───── DATA TO EXAMINE ─────

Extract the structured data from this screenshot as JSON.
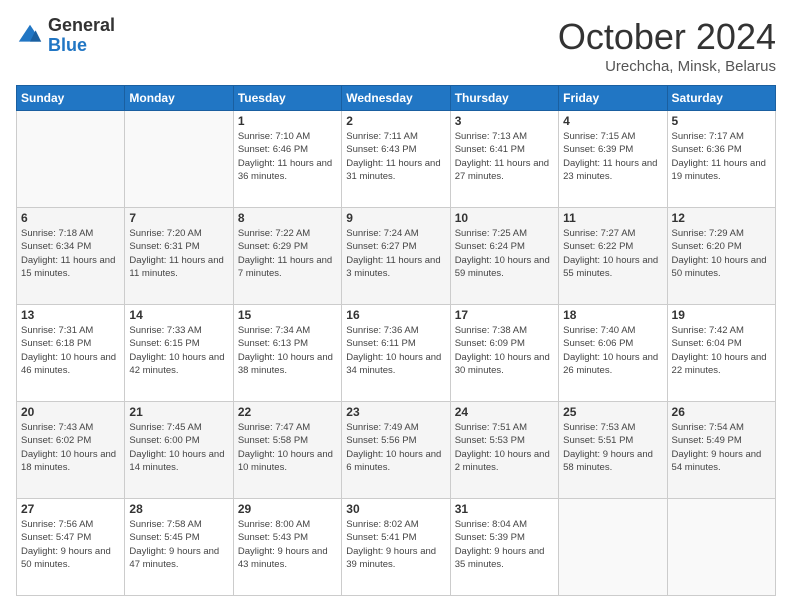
{
  "logo": {
    "general": "General",
    "blue": "Blue"
  },
  "header": {
    "month": "October 2024",
    "location": "Urechcha, Minsk, Belarus"
  },
  "weekdays": [
    "Sunday",
    "Monday",
    "Tuesday",
    "Wednesday",
    "Thursday",
    "Friday",
    "Saturday"
  ],
  "weeks": [
    [
      {
        "day": "",
        "info": ""
      },
      {
        "day": "",
        "info": ""
      },
      {
        "day": "1",
        "info": "Sunrise: 7:10 AM\nSunset: 6:46 PM\nDaylight: 11 hours and 36 minutes."
      },
      {
        "day": "2",
        "info": "Sunrise: 7:11 AM\nSunset: 6:43 PM\nDaylight: 11 hours and 31 minutes."
      },
      {
        "day": "3",
        "info": "Sunrise: 7:13 AM\nSunset: 6:41 PM\nDaylight: 11 hours and 27 minutes."
      },
      {
        "day": "4",
        "info": "Sunrise: 7:15 AM\nSunset: 6:39 PM\nDaylight: 11 hours and 23 minutes."
      },
      {
        "day": "5",
        "info": "Sunrise: 7:17 AM\nSunset: 6:36 PM\nDaylight: 11 hours and 19 minutes."
      }
    ],
    [
      {
        "day": "6",
        "info": "Sunrise: 7:18 AM\nSunset: 6:34 PM\nDaylight: 11 hours and 15 minutes."
      },
      {
        "day": "7",
        "info": "Sunrise: 7:20 AM\nSunset: 6:31 PM\nDaylight: 11 hours and 11 minutes."
      },
      {
        "day": "8",
        "info": "Sunrise: 7:22 AM\nSunset: 6:29 PM\nDaylight: 11 hours and 7 minutes."
      },
      {
        "day": "9",
        "info": "Sunrise: 7:24 AM\nSunset: 6:27 PM\nDaylight: 11 hours and 3 minutes."
      },
      {
        "day": "10",
        "info": "Sunrise: 7:25 AM\nSunset: 6:24 PM\nDaylight: 10 hours and 59 minutes."
      },
      {
        "day": "11",
        "info": "Sunrise: 7:27 AM\nSunset: 6:22 PM\nDaylight: 10 hours and 55 minutes."
      },
      {
        "day": "12",
        "info": "Sunrise: 7:29 AM\nSunset: 6:20 PM\nDaylight: 10 hours and 50 minutes."
      }
    ],
    [
      {
        "day": "13",
        "info": "Sunrise: 7:31 AM\nSunset: 6:18 PM\nDaylight: 10 hours and 46 minutes."
      },
      {
        "day": "14",
        "info": "Sunrise: 7:33 AM\nSunset: 6:15 PM\nDaylight: 10 hours and 42 minutes."
      },
      {
        "day": "15",
        "info": "Sunrise: 7:34 AM\nSunset: 6:13 PM\nDaylight: 10 hours and 38 minutes."
      },
      {
        "day": "16",
        "info": "Sunrise: 7:36 AM\nSunset: 6:11 PM\nDaylight: 10 hours and 34 minutes."
      },
      {
        "day": "17",
        "info": "Sunrise: 7:38 AM\nSunset: 6:09 PM\nDaylight: 10 hours and 30 minutes."
      },
      {
        "day": "18",
        "info": "Sunrise: 7:40 AM\nSunset: 6:06 PM\nDaylight: 10 hours and 26 minutes."
      },
      {
        "day": "19",
        "info": "Sunrise: 7:42 AM\nSunset: 6:04 PM\nDaylight: 10 hours and 22 minutes."
      }
    ],
    [
      {
        "day": "20",
        "info": "Sunrise: 7:43 AM\nSunset: 6:02 PM\nDaylight: 10 hours and 18 minutes."
      },
      {
        "day": "21",
        "info": "Sunrise: 7:45 AM\nSunset: 6:00 PM\nDaylight: 10 hours and 14 minutes."
      },
      {
        "day": "22",
        "info": "Sunrise: 7:47 AM\nSunset: 5:58 PM\nDaylight: 10 hours and 10 minutes."
      },
      {
        "day": "23",
        "info": "Sunrise: 7:49 AM\nSunset: 5:56 PM\nDaylight: 10 hours and 6 minutes."
      },
      {
        "day": "24",
        "info": "Sunrise: 7:51 AM\nSunset: 5:53 PM\nDaylight: 10 hours and 2 minutes."
      },
      {
        "day": "25",
        "info": "Sunrise: 7:53 AM\nSunset: 5:51 PM\nDaylight: 9 hours and 58 minutes."
      },
      {
        "day": "26",
        "info": "Sunrise: 7:54 AM\nSunset: 5:49 PM\nDaylight: 9 hours and 54 minutes."
      }
    ],
    [
      {
        "day": "27",
        "info": "Sunrise: 7:56 AM\nSunset: 5:47 PM\nDaylight: 9 hours and 50 minutes."
      },
      {
        "day": "28",
        "info": "Sunrise: 7:58 AM\nSunset: 5:45 PM\nDaylight: 9 hours and 47 minutes."
      },
      {
        "day": "29",
        "info": "Sunrise: 8:00 AM\nSunset: 5:43 PM\nDaylight: 9 hours and 43 minutes."
      },
      {
        "day": "30",
        "info": "Sunrise: 8:02 AM\nSunset: 5:41 PM\nDaylight: 9 hours and 39 minutes."
      },
      {
        "day": "31",
        "info": "Sunrise: 8:04 AM\nSunset: 5:39 PM\nDaylight: 9 hours and 35 minutes."
      },
      {
        "day": "",
        "info": ""
      },
      {
        "day": "",
        "info": ""
      }
    ]
  ]
}
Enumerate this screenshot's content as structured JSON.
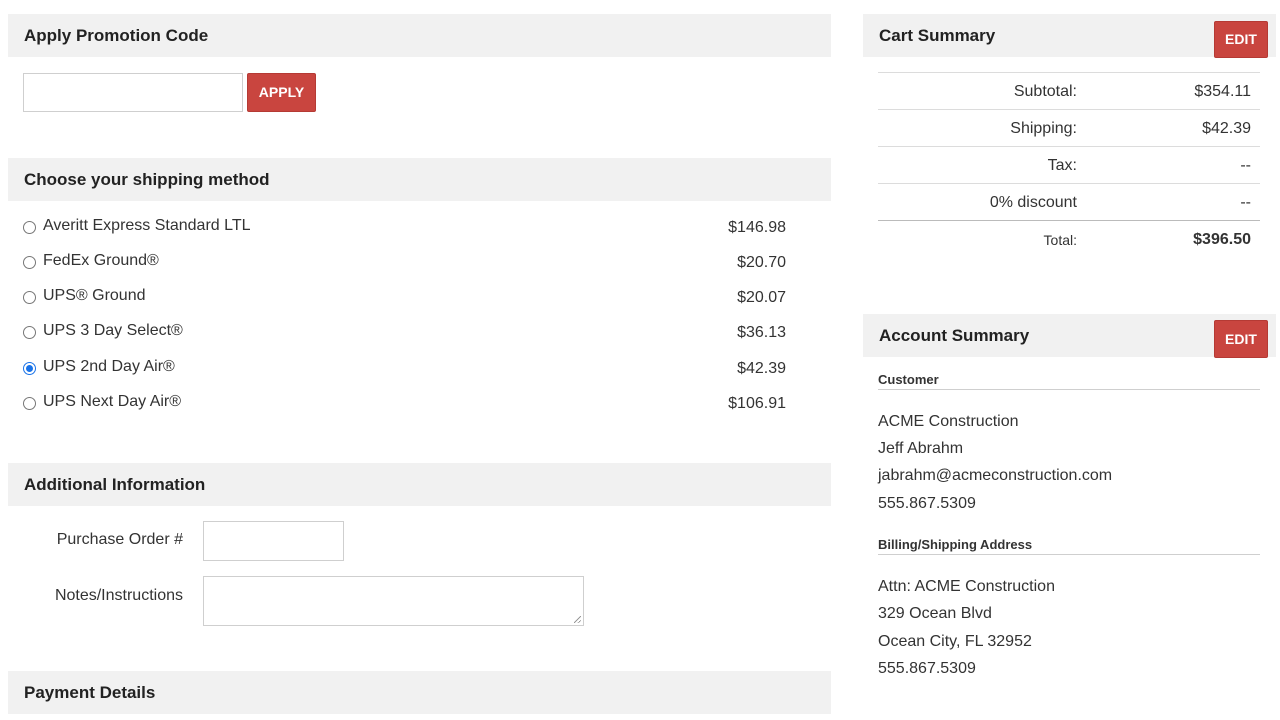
{
  "promo": {
    "header": "Apply Promotion Code",
    "input_value": "",
    "apply_label": "APPLY"
  },
  "shipping": {
    "header": "Choose your shipping method",
    "options": [
      {
        "name": "Averitt Express Standard LTL",
        "price": "$146.98",
        "selected": false
      },
      {
        "name": "FedEx Ground®",
        "price": "$20.70",
        "selected": false
      },
      {
        "name": "UPS® Ground",
        "price": "$20.07",
        "selected": false
      },
      {
        "name": "UPS 3 Day Select®",
        "price": "$36.13",
        "selected": false
      },
      {
        "name": "UPS 2nd Day Air®",
        "price": "$42.39",
        "selected": true
      },
      {
        "name": "UPS Next Day Air®",
        "price": "$106.91",
        "selected": false
      }
    ]
  },
  "additional": {
    "header": "Additional Information",
    "po_label": "Purchase Order #",
    "notes_label": "Notes/Instructions"
  },
  "payment": {
    "header": "Payment Details"
  },
  "cart": {
    "header": "Cart Summary",
    "edit_label": "EDIT",
    "rows": [
      {
        "label": "Subtotal:",
        "value": "$354.11"
      },
      {
        "label": "Shipping:",
        "value": "$42.39"
      },
      {
        "label": "Tax:",
        "value": "--"
      },
      {
        "label": "0% discount",
        "value": "--"
      }
    ],
    "total_label": "Total:",
    "total_value": "$396.50"
  },
  "account": {
    "header": "Account Summary",
    "edit_label": "EDIT",
    "customer_heading": "Customer",
    "customer": [
      "ACME Construction",
      "Jeff Abrahm",
      "jabrahm@acmeconstruction.com",
      "555.867.5309"
    ],
    "address_heading": "Billing/Shipping Address",
    "address": [
      "Attn: ACME Construction",
      "329 Ocean Blvd",
      "Ocean City, FL 32952",
      "555.867.5309"
    ]
  },
  "colors": {
    "accent_red": "#c9453f",
    "header_bg": "#f1f1f1",
    "radio_selected": "#1a73e8"
  }
}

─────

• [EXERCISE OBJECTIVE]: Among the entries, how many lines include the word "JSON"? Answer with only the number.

• [ANSWER TO THE PROBLEM]: 2